Reproduce the records word for word, leaving out any pictures they hold.

[App and web page records]
+++
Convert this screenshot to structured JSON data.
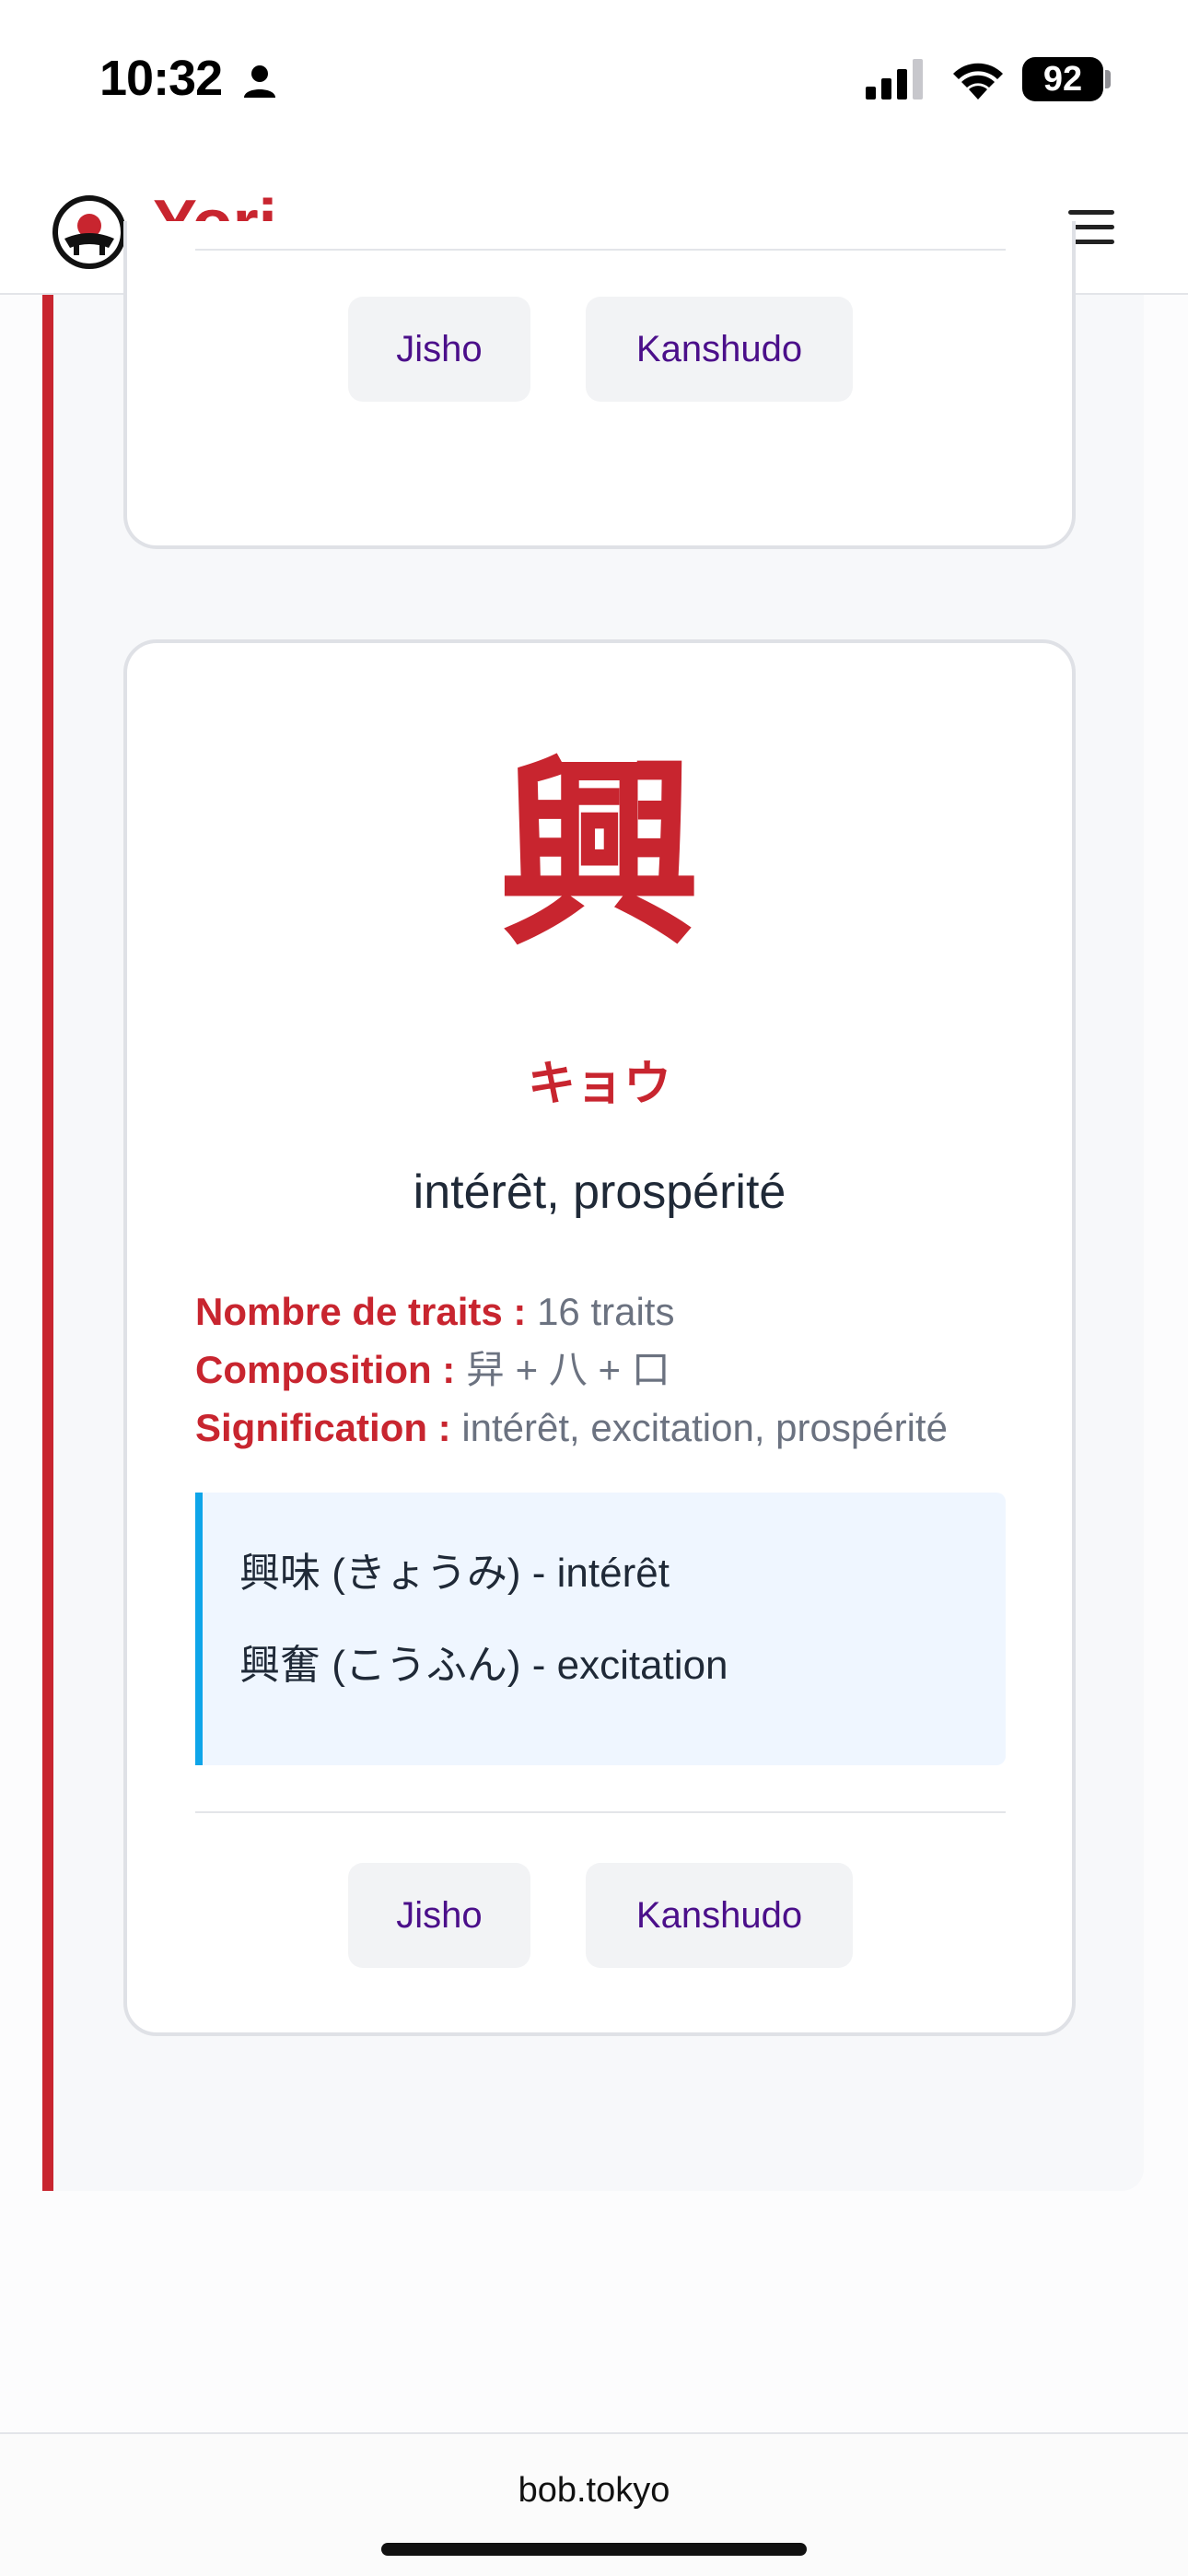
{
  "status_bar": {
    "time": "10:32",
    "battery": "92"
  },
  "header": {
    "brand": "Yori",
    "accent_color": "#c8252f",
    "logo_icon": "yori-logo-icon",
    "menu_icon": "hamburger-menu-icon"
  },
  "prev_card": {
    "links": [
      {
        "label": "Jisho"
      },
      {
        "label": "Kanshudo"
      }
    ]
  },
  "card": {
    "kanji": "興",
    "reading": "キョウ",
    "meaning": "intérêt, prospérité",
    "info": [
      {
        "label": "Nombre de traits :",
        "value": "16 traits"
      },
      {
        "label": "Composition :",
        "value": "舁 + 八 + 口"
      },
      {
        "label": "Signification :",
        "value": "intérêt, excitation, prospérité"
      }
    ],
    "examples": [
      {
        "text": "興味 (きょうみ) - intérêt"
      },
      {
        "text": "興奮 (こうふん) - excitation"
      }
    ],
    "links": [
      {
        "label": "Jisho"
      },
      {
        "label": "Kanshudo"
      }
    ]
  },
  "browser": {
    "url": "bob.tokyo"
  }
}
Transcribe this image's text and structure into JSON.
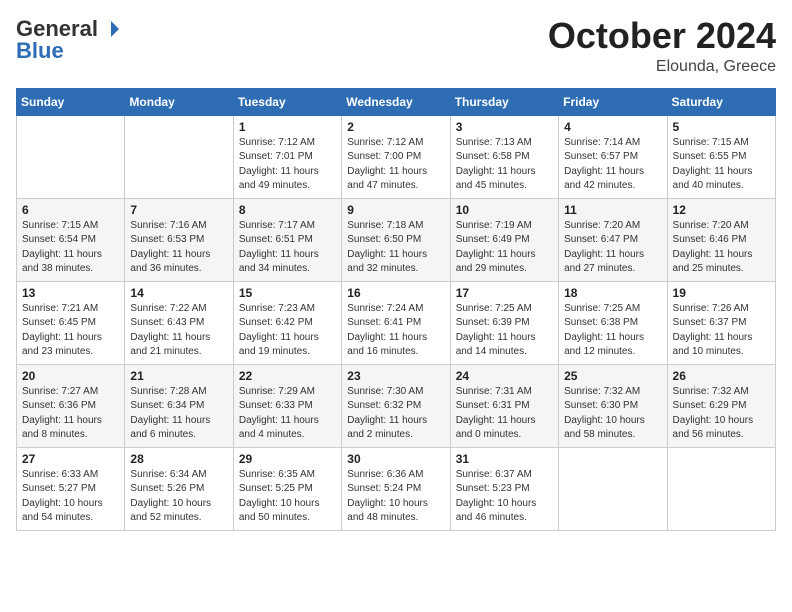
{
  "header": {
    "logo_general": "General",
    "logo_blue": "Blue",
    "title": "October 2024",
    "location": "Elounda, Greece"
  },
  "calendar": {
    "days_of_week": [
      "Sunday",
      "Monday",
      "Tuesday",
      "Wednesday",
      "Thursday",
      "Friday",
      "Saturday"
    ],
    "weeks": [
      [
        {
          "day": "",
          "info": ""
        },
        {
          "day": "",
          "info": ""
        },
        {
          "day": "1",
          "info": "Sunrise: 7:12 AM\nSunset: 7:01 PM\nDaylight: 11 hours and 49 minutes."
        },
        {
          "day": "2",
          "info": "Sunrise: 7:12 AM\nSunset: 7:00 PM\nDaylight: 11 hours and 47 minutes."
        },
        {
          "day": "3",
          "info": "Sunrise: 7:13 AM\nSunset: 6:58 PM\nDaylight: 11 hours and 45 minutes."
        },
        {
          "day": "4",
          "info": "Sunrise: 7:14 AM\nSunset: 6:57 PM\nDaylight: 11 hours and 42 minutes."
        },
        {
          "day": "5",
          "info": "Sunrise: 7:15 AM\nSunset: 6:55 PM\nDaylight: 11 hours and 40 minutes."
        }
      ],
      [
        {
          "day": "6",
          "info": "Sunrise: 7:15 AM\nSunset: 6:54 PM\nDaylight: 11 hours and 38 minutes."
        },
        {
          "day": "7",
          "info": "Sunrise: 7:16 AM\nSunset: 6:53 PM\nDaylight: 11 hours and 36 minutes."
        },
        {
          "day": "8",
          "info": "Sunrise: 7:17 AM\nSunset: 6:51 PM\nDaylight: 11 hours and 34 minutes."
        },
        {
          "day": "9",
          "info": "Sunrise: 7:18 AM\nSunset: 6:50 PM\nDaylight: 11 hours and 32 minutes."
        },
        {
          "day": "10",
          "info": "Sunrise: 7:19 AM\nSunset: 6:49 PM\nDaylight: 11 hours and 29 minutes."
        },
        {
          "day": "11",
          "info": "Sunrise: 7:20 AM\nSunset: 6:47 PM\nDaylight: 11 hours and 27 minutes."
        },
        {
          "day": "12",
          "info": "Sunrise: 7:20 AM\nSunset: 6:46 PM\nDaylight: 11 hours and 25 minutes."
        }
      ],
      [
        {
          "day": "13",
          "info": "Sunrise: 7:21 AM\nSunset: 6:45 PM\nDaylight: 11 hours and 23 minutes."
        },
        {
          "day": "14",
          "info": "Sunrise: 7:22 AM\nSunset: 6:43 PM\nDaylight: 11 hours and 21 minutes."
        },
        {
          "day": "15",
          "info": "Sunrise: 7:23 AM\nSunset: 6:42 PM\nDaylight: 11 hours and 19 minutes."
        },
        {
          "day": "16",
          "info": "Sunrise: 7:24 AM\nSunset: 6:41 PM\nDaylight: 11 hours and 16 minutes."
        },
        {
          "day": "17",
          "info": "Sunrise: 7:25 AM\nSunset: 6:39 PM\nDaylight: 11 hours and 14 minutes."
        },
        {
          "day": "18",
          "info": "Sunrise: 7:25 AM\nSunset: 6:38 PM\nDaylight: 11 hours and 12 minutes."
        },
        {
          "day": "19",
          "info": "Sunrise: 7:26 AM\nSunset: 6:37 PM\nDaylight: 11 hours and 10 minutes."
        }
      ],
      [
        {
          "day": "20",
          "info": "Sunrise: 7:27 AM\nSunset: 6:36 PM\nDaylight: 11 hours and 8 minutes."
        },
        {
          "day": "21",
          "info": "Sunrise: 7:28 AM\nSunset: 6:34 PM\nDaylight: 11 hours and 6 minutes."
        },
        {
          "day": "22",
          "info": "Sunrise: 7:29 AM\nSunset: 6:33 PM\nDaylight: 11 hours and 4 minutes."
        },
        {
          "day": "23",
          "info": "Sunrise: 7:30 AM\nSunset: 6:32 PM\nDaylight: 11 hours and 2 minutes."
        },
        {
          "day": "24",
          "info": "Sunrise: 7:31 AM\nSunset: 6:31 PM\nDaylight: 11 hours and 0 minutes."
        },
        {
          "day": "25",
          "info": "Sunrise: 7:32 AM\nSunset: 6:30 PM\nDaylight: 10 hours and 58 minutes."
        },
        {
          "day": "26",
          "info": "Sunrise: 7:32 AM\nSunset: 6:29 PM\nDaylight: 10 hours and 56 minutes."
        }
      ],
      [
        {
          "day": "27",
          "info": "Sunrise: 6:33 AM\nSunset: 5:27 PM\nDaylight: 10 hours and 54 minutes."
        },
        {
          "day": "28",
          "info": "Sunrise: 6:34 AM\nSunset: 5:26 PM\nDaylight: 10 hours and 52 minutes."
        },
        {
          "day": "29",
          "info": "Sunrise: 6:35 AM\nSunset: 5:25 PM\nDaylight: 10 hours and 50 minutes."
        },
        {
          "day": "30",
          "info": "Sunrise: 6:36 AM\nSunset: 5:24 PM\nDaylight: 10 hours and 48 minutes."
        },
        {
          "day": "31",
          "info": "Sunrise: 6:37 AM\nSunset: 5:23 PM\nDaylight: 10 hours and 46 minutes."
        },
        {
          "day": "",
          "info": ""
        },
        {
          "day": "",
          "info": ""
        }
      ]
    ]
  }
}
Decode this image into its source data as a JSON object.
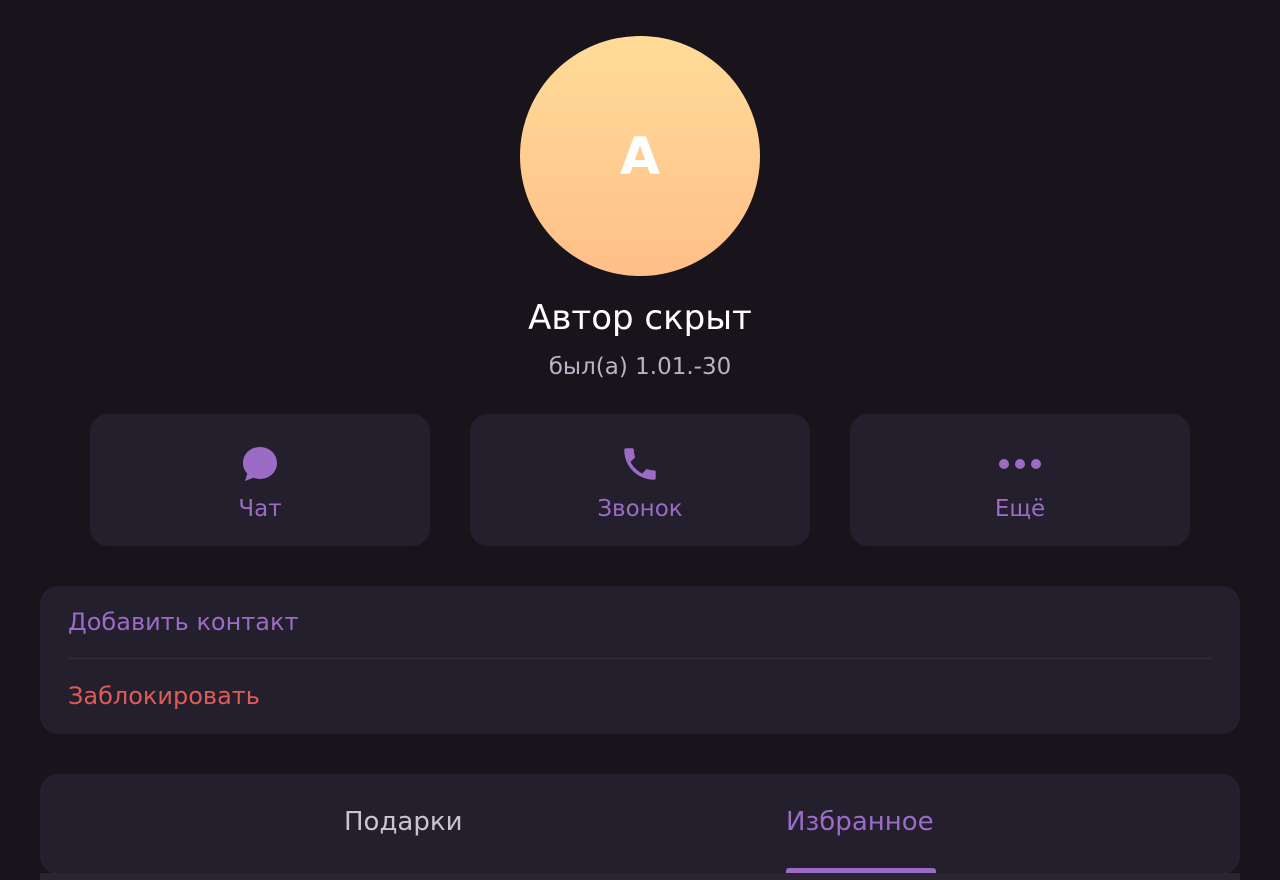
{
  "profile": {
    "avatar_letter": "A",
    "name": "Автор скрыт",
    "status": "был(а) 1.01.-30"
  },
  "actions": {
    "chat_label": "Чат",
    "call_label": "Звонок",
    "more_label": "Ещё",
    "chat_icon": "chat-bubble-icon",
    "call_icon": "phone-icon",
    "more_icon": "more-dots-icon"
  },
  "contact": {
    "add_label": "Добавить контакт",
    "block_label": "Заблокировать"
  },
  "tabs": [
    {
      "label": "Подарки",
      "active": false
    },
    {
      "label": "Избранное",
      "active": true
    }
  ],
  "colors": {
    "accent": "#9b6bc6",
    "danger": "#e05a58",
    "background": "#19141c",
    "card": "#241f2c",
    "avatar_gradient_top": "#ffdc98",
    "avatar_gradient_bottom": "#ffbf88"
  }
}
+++
- [Solution for this problem]:
Convert this screenshot to structured JSON data.
{
  "status_bar": {
    "time": "10:32",
    "battery": "92"
  },
  "header": {
    "brand": "Yori",
    "accent_color": "#c8252f",
    "logo_icon": "yori-logo-icon",
    "menu_icon": "hamburger-menu-icon"
  },
  "prev_card": {
    "links": [
      {
        "label": "Jisho"
      },
      {
        "label": "Kanshudo"
      }
    ]
  },
  "card": {
    "kanji": "興",
    "reading": "キョウ",
    "meaning": "intérêt, prospérité",
    "info": [
      {
        "label": "Nombre de traits :",
        "value": "16 traits"
      },
      {
        "label": "Composition :",
        "value": "舁 + 八 + 口"
      },
      {
        "label": "Signification :",
        "value": "intérêt, excitation, prospérité"
      }
    ],
    "examples": [
      {
        "text": "興味 (きょうみ) - intérêt"
      },
      {
        "text": "興奮 (こうふん) - excitation"
      }
    ],
    "links": [
      {
        "label": "Jisho"
      },
      {
        "label": "Kanshudo"
      }
    ]
  },
  "browser": {
    "url": "bob.tokyo"
  }
}
Transcribe this image's text and structure into JSON.
{
  "header": {
    "logo_general": "General",
    "logo_blue": "Blue",
    "title": "October 2024",
    "location": "Elounda, Greece"
  },
  "calendar": {
    "days_of_week": [
      "Sunday",
      "Monday",
      "Tuesday",
      "Wednesday",
      "Thursday",
      "Friday",
      "Saturday"
    ],
    "weeks": [
      [
        {
          "day": "",
          "info": ""
        },
        {
          "day": "",
          "info": ""
        },
        {
          "day": "1",
          "info": "Sunrise: 7:12 AM\nSunset: 7:01 PM\nDaylight: 11 hours and 49 minutes."
        },
        {
          "day": "2",
          "info": "Sunrise: 7:12 AM\nSunset: 7:00 PM\nDaylight: 11 hours and 47 minutes."
        },
        {
          "day": "3",
          "info": "Sunrise: 7:13 AM\nSunset: 6:58 PM\nDaylight: 11 hours and 45 minutes."
        },
        {
          "day": "4",
          "info": "Sunrise: 7:14 AM\nSunset: 6:57 PM\nDaylight: 11 hours and 42 minutes."
        },
        {
          "day": "5",
          "info": "Sunrise: 7:15 AM\nSunset: 6:55 PM\nDaylight: 11 hours and 40 minutes."
        }
      ],
      [
        {
          "day": "6",
          "info": "Sunrise: 7:15 AM\nSunset: 6:54 PM\nDaylight: 11 hours and 38 minutes."
        },
        {
          "day": "7",
          "info": "Sunrise: 7:16 AM\nSunset: 6:53 PM\nDaylight: 11 hours and 36 minutes."
        },
        {
          "day": "8",
          "info": "Sunrise: 7:17 AM\nSunset: 6:51 PM\nDaylight: 11 hours and 34 minutes."
        },
        {
          "day": "9",
          "info": "Sunrise: 7:18 AM\nSunset: 6:50 PM\nDaylight: 11 hours and 32 minutes."
        },
        {
          "day": "10",
          "info": "Sunrise: 7:19 AM\nSunset: 6:49 PM\nDaylight: 11 hours and 29 minutes."
        },
        {
          "day": "11",
          "info": "Sunrise: 7:20 AM\nSunset: 6:47 PM\nDaylight: 11 hours and 27 minutes."
        },
        {
          "day": "12",
          "info": "Sunrise: 7:20 AM\nSunset: 6:46 PM\nDaylight: 11 hours and 25 minutes."
        }
      ],
      [
        {
          "day": "13",
          "info": "Sunrise: 7:21 AM\nSunset: 6:45 PM\nDaylight: 11 hours and 23 minutes."
        },
        {
          "day": "14",
          "info": "Sunrise: 7:22 AM\nSunset: 6:43 PM\nDaylight: 11 hours and 21 minutes."
        },
        {
          "day": "15",
          "info": "Sunrise: 7:23 AM\nSunset: 6:42 PM\nDaylight: 11 hours and 19 minutes."
        },
        {
          "day": "16",
          "info": "Sunrise: 7:24 AM\nSunset: 6:41 PM\nDaylight: 11 hours and 16 minutes."
        },
        {
          "day": "17",
          "info": "Sunrise: 7:25 AM\nSunset: 6:39 PM\nDaylight: 11 hours and 14 minutes."
        },
        {
          "day": "18",
          "info": "Sunrise: 7:25 AM\nSunset: 6:38 PM\nDaylight: 11 hours and 12 minutes."
        },
        {
          "day": "19",
          "info": "Sunrise: 7:26 AM\nSunset: 6:37 PM\nDaylight: 11 hours and 10 minutes."
        }
      ],
      [
        {
          "day": "20",
          "info": "Sunrise: 7:27 AM\nSunset: 6:36 PM\nDaylight: 11 hours and 8 minutes."
        },
        {
          "day": "21",
          "info": "Sunrise: 7:28 AM\nSunset: 6:34 PM\nDaylight: 11 hours and 6 minutes."
        },
        {
          "day": "22",
          "info": "Sunrise: 7:29 AM\nSunset: 6:33 PM\nDaylight: 11 hours and 4 minutes."
        },
        {
          "day": "23",
          "info": "Sunrise: 7:30 AM\nSunset: 6:32 PM\nDaylight: 11 hours and 2 minutes."
        },
        {
          "day": "24",
          "info": "Sunrise: 7:31 AM\nSunset: 6:31 PM\nDaylight: 11 hours and 0 minutes."
        },
        {
          "day": "25",
          "info": "Sunrise: 7:32 AM\nSunset: 6:30 PM\nDaylight: 10 hours and 58 minutes."
        },
        {
          "day": "26",
          "info": "Sunrise: 7:32 AM\nSunset: 6:29 PM\nDaylight: 10 hours and 56 minutes."
        }
      ],
      [
        {
          "day": "27",
          "info": "Sunrise: 6:33 AM\nSunset: 5:27 PM\nDaylight: 10 hours and 54 minutes."
        },
        {
          "day": "28",
          "info": "Sunrise: 6:34 AM\nSunset: 5:26 PM\nDaylight: 10 hours and 52 minutes."
        },
        {
          "day": "29",
          "info": "Sunrise: 6:35 AM\nSunset: 5:25 PM\nDaylight: 10 hours and 50 minutes."
        },
        {
          "day": "30",
          "info": "Sunrise: 6:36 AM\nSunset: 5:24 PM\nDaylight: 10 hours and 48 minutes."
        },
        {
          "day": "31",
          "info": "Sunrise: 6:37 AM\nSunset: 5:23 PM\nDaylight: 10 hours and 46 minutes."
        },
        {
          "day": "",
          "info": ""
        },
        {
          "day": "",
          "info": ""
        }
      ]
    ]
  }
}
Decode this image into its source data as a JSON object.
{
  "profile": {
    "avatar_letter": "A",
    "name": "Автор скрыт",
    "status": "был(а) 1.01.-30"
  },
  "actions": {
    "chat_label": "Чат",
    "call_label": "Звонок",
    "more_label": "Ещё",
    "chat_icon": "chat-bubble-icon",
    "call_icon": "phone-icon",
    "more_icon": "more-dots-icon"
  },
  "contact": {
    "add_label": "Добавить контакт",
    "block_label": "Заблокировать"
  },
  "tabs": [
    {
      "label": "Подарки",
      "active": false
    },
    {
      "label": "Избранное",
      "active": true
    }
  ],
  "colors": {
    "accent": "#9b6bc6",
    "danger": "#e05a58",
    "background": "#19141c",
    "card": "#241f2c",
    "avatar_gradient_top": "#ffdc98",
    "avatar_gradient_bottom": "#ffbf88"
  }
}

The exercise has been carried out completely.